Stop the secrecy: Publish the NHS COVID data deals


To: Matt Hancock, Secretary of State for Health and Social Care

We’re calling on you to immediately release details of the secret NHS data deals struck with private companies, to deliver the NHS COVID-19 datastore.

We, the public, deserve to know exactly how our personal information has been traded in this ‘unprecedented’ deal with US tech giants like Google, and firms linked to Donald Trump (Palantir) and Vote Leave (Faculty AI).

The COVID-19 datastore will hold private, personal information about every single one of us who relies on the NHS. We don’t want our personal data falling into the wrong hands.

And we don’t want private companies – many with poor reputations for protecting privacy – using it for their own commercial purposes, or to undermine the NHS.

The datastore could be an important tool in tackling the pandemic. But for it to be a success, the public has to be able to trust it.

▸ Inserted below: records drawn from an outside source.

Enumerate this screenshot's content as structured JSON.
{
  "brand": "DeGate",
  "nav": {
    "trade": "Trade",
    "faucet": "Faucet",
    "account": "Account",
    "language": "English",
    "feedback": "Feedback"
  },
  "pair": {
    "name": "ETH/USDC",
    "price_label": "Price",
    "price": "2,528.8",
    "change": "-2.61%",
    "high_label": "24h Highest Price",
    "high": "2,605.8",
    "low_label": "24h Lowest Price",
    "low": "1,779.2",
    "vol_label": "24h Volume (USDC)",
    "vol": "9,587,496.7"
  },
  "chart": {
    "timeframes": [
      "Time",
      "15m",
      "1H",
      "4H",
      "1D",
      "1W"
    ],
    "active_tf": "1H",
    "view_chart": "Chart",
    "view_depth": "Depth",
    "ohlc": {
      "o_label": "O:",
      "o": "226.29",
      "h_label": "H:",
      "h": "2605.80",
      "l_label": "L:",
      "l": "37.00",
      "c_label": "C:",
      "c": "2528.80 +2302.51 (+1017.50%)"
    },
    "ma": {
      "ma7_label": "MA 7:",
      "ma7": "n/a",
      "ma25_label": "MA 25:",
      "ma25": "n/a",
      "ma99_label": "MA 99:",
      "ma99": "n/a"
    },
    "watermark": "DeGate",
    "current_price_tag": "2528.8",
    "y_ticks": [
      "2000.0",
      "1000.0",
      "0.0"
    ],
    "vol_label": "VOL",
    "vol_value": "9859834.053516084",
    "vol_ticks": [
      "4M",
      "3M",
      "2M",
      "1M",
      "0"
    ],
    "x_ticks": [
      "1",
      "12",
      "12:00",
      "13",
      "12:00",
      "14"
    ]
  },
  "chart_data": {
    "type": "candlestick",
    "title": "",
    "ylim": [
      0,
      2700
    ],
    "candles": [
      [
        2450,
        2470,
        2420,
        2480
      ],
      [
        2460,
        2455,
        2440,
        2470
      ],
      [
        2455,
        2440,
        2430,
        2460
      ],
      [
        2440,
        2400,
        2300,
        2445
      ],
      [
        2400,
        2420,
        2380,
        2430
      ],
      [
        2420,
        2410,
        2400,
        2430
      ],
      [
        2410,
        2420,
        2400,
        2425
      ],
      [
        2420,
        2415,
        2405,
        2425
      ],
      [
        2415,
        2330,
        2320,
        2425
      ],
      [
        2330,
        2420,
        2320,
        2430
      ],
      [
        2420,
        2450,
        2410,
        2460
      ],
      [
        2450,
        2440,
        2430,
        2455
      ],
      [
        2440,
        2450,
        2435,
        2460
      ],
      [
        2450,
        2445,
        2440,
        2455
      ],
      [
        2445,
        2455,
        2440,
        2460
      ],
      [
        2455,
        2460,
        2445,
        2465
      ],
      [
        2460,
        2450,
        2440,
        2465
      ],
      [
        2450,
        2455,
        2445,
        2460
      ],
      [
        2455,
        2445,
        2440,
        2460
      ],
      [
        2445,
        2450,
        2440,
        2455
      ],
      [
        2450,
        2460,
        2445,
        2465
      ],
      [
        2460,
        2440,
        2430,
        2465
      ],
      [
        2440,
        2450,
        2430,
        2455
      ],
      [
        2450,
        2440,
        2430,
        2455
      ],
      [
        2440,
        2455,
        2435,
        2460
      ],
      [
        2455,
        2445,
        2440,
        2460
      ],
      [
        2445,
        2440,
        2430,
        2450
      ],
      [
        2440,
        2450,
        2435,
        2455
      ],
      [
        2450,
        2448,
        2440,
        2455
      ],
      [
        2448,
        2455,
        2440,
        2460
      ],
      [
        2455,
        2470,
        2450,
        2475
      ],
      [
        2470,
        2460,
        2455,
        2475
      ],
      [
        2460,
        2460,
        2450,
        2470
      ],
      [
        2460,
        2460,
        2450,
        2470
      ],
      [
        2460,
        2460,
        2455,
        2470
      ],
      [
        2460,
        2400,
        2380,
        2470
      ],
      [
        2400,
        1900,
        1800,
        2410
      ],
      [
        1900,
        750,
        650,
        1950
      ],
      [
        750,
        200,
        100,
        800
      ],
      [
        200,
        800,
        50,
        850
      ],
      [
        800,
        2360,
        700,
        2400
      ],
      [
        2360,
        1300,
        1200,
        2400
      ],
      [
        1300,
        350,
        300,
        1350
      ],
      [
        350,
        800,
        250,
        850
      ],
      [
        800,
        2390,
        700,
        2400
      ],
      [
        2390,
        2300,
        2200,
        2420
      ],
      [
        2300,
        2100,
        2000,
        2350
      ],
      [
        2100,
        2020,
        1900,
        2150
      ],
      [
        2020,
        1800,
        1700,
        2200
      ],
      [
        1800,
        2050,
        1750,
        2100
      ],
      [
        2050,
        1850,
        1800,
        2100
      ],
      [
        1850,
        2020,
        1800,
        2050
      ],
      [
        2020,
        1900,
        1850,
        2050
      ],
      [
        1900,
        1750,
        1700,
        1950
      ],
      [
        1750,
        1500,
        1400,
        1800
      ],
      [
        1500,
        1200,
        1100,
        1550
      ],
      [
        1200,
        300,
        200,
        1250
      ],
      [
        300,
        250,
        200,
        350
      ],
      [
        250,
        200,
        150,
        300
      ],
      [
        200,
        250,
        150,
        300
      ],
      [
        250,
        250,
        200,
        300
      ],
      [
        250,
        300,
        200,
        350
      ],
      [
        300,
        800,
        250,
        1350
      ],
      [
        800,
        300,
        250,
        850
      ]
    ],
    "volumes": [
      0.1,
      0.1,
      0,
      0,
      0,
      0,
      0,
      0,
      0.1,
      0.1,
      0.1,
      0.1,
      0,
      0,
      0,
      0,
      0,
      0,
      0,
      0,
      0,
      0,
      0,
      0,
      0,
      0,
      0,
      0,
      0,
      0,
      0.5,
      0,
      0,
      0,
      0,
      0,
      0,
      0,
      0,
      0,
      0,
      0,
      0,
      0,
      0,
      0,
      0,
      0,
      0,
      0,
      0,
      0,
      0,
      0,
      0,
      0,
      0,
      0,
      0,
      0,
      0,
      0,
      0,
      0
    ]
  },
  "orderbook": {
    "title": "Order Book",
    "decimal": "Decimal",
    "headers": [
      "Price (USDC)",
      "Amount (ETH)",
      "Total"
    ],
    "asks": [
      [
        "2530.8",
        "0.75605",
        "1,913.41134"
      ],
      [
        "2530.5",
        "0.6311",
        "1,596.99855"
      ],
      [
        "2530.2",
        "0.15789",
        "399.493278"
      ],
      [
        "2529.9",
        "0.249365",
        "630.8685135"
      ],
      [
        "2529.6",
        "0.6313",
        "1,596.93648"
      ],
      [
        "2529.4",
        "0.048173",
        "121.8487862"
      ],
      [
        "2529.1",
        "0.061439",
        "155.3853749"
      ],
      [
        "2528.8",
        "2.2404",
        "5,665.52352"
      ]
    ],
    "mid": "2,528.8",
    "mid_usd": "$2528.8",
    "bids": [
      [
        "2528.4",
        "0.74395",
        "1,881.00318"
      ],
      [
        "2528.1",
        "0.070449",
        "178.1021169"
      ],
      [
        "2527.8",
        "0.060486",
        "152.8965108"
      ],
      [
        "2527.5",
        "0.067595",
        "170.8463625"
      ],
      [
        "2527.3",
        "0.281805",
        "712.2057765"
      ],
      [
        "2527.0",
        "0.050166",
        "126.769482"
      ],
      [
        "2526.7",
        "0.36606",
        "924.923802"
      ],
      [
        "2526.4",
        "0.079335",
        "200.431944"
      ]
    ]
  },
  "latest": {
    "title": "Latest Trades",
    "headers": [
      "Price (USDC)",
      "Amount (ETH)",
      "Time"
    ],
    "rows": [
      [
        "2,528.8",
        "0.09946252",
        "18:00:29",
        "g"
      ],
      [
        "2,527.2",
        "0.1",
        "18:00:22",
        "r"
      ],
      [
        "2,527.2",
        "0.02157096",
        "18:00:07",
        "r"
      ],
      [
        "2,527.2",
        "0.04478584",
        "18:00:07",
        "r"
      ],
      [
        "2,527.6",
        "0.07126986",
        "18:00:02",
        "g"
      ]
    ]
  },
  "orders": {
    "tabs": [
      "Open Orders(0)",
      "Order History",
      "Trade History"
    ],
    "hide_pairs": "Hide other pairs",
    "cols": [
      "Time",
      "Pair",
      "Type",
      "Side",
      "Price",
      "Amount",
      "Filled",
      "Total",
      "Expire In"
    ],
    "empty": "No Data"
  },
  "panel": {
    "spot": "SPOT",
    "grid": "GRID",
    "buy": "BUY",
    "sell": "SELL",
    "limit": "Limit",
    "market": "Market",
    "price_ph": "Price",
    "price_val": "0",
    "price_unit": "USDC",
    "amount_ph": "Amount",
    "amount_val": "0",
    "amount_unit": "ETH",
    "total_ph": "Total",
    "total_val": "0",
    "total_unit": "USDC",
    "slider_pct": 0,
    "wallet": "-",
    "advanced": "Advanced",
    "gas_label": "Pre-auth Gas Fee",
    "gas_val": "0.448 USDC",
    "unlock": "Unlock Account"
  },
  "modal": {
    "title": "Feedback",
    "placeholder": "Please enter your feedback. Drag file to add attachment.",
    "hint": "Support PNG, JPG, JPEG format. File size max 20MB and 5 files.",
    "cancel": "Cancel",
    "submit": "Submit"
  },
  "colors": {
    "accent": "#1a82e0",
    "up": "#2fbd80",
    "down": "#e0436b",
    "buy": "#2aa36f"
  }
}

Today, we urgently call on you to publish all the data-sharing agreements, data-impact assessments, and details of how the private companies stand to profit from their involvement.

The NHS is a precious public institution. Any involvement from private companies should be open to public scrutiny and debate. We need more transparency during this pandemic – not less.


By adding my name to this campaign, I authorise openDemocracy and Foxglove to keep me updated about their important work.

Had enough of ‘alternative facts’? openDemocracy is different Join the conversation: get our weekly email

Comments

We encourage anyone to comment, please consult the oD commenting guidelines if you have any questions.
Audio available Bookmark Check Language Close Comments Download Facebook Link Email Newsletter Newsletter Play Print Share Twitter Youtube Search Instagram WhatsApp yourData